YOUR TASK
Could you repeat all of the entries word for word, minus any pictures?

____________

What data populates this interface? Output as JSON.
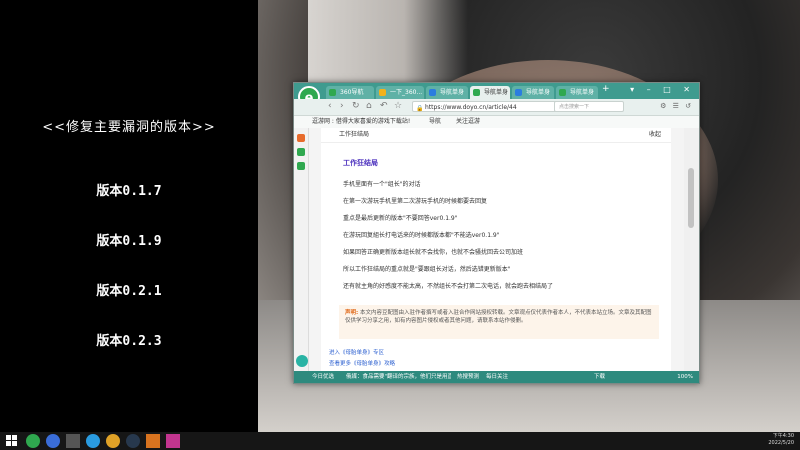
{
  "left_panel": {
    "title": "<<修复主要漏洞的版本>>",
    "versions": [
      "版本0.1.7",
      "版本0.1.9",
      "版本0.2.1",
      "版本0.2.3"
    ]
  },
  "browser": {
    "tabs": [
      {
        "label": "360导航",
        "active": false
      },
      {
        "label": "一下_360...",
        "active": false
      },
      {
        "label": "导航单身",
        "active": false
      },
      {
        "label": "导航单身",
        "active": true
      },
      {
        "label": "导航单身",
        "active": false
      },
      {
        "label": "导航单身",
        "active": false
      }
    ],
    "new_tab": "+",
    "url": "https://www.doyo.cn/article/44",
    "search_placeholder": "点击搜索一下",
    "bookmarks": {
      "site": "逗游网 : 借得大家喜爱的游戏下载站!",
      "nav": "导航",
      "follow": "关注逗游"
    },
    "article": {
      "breadcrumb": "工作狂结局",
      "collect": "收起",
      "heading": "工作狂结局",
      "paragraphs": [
        "手机里面有一个\"组长\"的对话",
        "在第一次游玩手机里第二次游玩手机的时候都要去回复",
        "重点是最后更新的版本\"不要回答ver0.1.9\"",
        "在游玩回复組长打电话来的时候都版本都\"不能选ver0.1.9\"",
        "如果回答正确更新版本组长就不会找你，也就不会骚扰回去公司加班",
        "所以工作狂结局的重点就是\"要跟组长对话，然后选错更新版本\"",
        "还有就主角的好感度不能太高，不然组长不会打第二次电话，就会跑去相结局了"
      ],
      "notice_label": "声明:",
      "notice_text": "本文内容豆配图由入驻作者撰写或者入驻合作网站授权转载。文章观点仅代表作者本人，不代表本站立场。文章及其配图仅供学习分享之用，如有内容图片侵权或者其他问题，请联系本站作侵删。",
      "links": [
        "进入《母胎单身》专区",
        "查看更多《母胎单身》攻略"
      ]
    },
    "status": {
      "left": "今日优选",
      "news": "俄媒：食品需要\"翻译的宗族，他们只是用直接数据...",
      "hot": "热搜预测",
      "follow": "每日关注",
      "download": "下载",
      "zoom": "100%"
    }
  },
  "taskbar": {
    "time": "下午4:30",
    "date": "2022/5/20"
  },
  "colors": {
    "browser_accent": "#3f9b8f",
    "heading": "#4a2fbd",
    "notice_label": "#e06a1b",
    "link": "#2b5fd0"
  }
}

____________

FINAL ANSWER
What data populates this interface? Output as JSON.
{
  "left_panel": {
    "title": "<<修复主要漏洞的版本>>",
    "versions": [
      "版本0.1.7",
      "版本0.1.9",
      "版本0.2.1",
      "版本0.2.3"
    ]
  },
  "browser": {
    "tabs": [
      {
        "label": "360导航",
        "active": false
      },
      {
        "label": "一下_360...",
        "active": false
      },
      {
        "label": "导航单身",
        "active": false
      },
      {
        "label": "导航单身",
        "active": true
      },
      {
        "label": "导航单身",
        "active": false
      },
      {
        "label": "导航单身",
        "active": false
      }
    ],
    "new_tab": "+",
    "url": "https://www.doyo.cn/article/44",
    "search_placeholder": "点击搜索一下",
    "bookmarks": {
      "site": "逗游网 : 借得大家喜爱的游戏下载站!",
      "nav": "导航",
      "follow": "关注逗游"
    },
    "article": {
      "breadcrumb": "工作狂结局",
      "collect": "收起",
      "heading": "工作狂结局",
      "paragraphs": [
        "手机里面有一个\"组长\"的对话",
        "在第一次游玩手机里第二次游玩手机的时候都要去回复",
        "重点是最后更新的版本\"不要回答ver0.1.9\"",
        "在游玩回复組长打电话来的时候都版本都\"不能选ver0.1.9\"",
        "如果回答正确更新版本组长就不会找你，也就不会骚扰回去公司加班",
        "所以工作狂结局的重点就是\"要跟组长对话，然后选错更新版本\"",
        "还有就主角的好感度不能太高，不然组长不会打第二次电话，就会跑去相结局了"
      ],
      "notice_label": "声明:",
      "notice_text": "本文内容豆配图由入驻作者撰写或者入驻合作网站授权转载。文章观点仅代表作者本人，不代表本站立场。文章及其配图仅供学习分享之用，如有内容图片侵权或者其他问题，请联系本站作侵删。",
      "links": [
        "进入《母胎单身》专区",
        "查看更多《母胎单身》攻略"
      ]
    },
    "status": {
      "left": "今日优选",
      "news": "俄媒：食品需要\"翻译的宗族，他们只是用直接数据...",
      "hot": "热搜预测",
      "follow": "每日关注",
      "download": "下载",
      "zoom": "100%"
    }
  },
  "taskbar": {
    "time": "下午4:30",
    "date": "2022/5/20"
  },
  "colors": {
    "browser_accent": "#3f9b8f",
    "heading": "#4a2fbd",
    "notice_label": "#e06a1b",
    "link": "#2b5fd0"
  }
}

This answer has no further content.